Active not only as an artist but also as a curator and editor, Marjolein van der Loo’s practice is characterized by her critical engagement with modern society and attempts to reconnect humankind with nature. Originally selected for the 2021 residency, the coronavirus pandemic meant she could only participate online, but she was finally able this year to attend the residency in person at ARCUS Studio and complete her project.
Over the course of these two years, she has researched the Cercidiphyllum japonicum (katsura) tree and the related figure of the Katsura-otoko with the aim of reinterpreting the links between humans and ecosystems from the perspective of flora. The Katsura-otoko (literally, “katsura man”) is a legendary woodcutter who lives on the moon. The project saw Van der Loo research Chinese and Japanese folklore, try Kamakura-bori lacquerware (which uses katsura wood), and visit a place for playing the Chinese game go (since katsura wood is used to make the boards). The scope of her research eventually encompassed elements and locations as far afield as the Chubu and Kansai regions of central and western Japan, including the tatara furnace, Katsura Imperial Villa, and Tsukiyomi Shrine.

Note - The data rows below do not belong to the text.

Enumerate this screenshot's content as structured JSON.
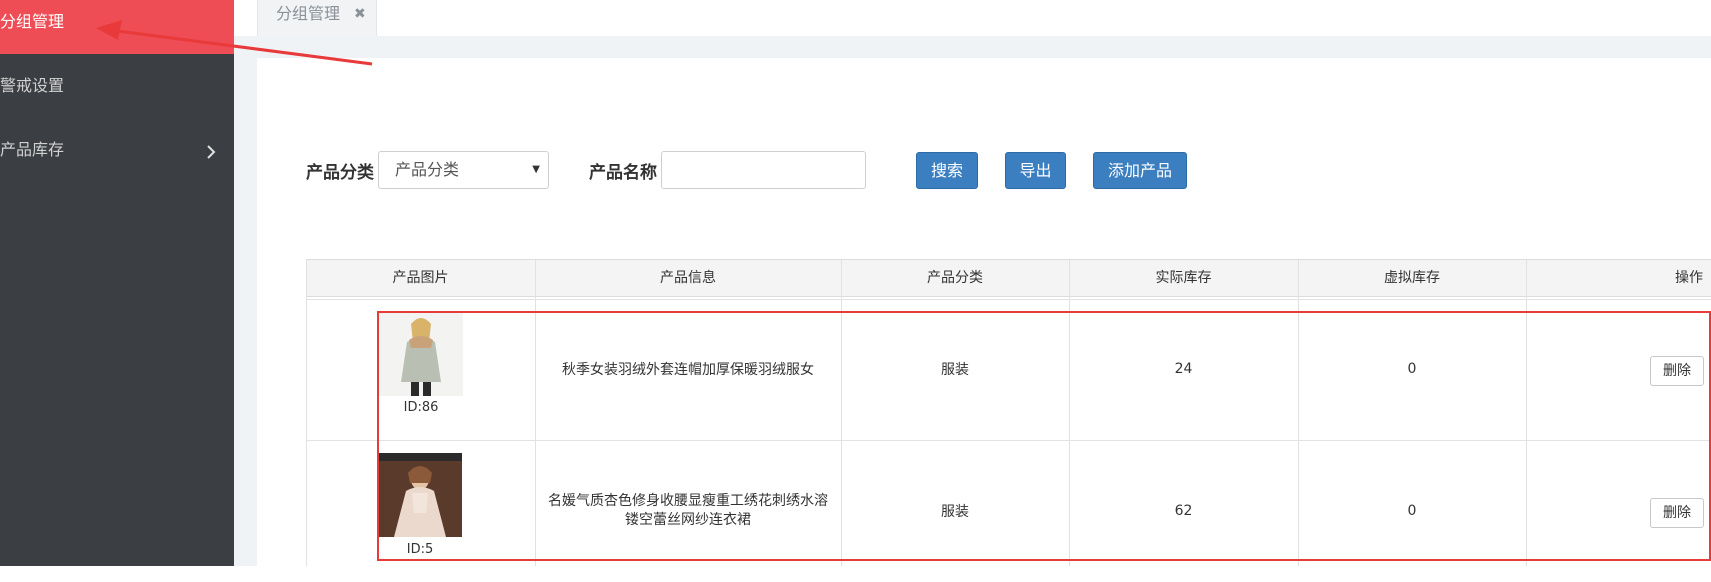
{
  "sidebar": {
    "items": [
      {
        "label": "分组管理",
        "active": true
      },
      {
        "label": "警戒设置",
        "active": false
      },
      {
        "label": "产品库存",
        "active": false
      }
    ]
  },
  "tabs": [
    {
      "label": "分组管理",
      "close": "✖"
    }
  ],
  "filters": {
    "category_label": "产品分类",
    "category_value": "产品分类",
    "name_label": "产品名称",
    "name_value": "",
    "search_btn": "搜索",
    "export_btn": "导出",
    "add_btn": "添加产品"
  },
  "table": {
    "columns": [
      "产品图片",
      "产品信息",
      "产品分类",
      "实际库存",
      "虚拟库存",
      "操作"
    ],
    "rows": [
      {
        "id": "ID:86",
        "info": "秋季女装羽绒外套连帽加厚保暖羽绒服女",
        "category": "服装",
        "actual": "24",
        "virtual": "0",
        "action": "删除"
      },
      {
        "id": "ID:5",
        "info": "名媛气质杏色修身收腰显瘦重工绣花刺绣水溶镂空蕾丝网纱连衣裙",
        "category": "服装",
        "actual": "62",
        "virtual": "0",
        "action": "删除"
      }
    ]
  },
  "colors": {
    "sidebar_bg": "#3b3e43",
    "active_bg": "#ef4d55",
    "primary_btn": "#3b7fc1",
    "highlight": "#e83a3a"
  }
}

At Open Studios, Van der Loo presents a book that interweaves fiction with facts about the katsura tree and incidents that she experienced during her research. She has developed eight stories based on the Katsura-otoko, which unfold alongside recipes, an interview, and illustrations. The relationship between humankind and the tree cannot be encapsulated in just one thing. Into this book are inscribed the trajectories of her pursuit of such manifold connections through sensation and the imagination. I hope that the book triggers readers to begin their own explorations, in their own fashion, of our relationship with flora. (Ozawa Keisuke)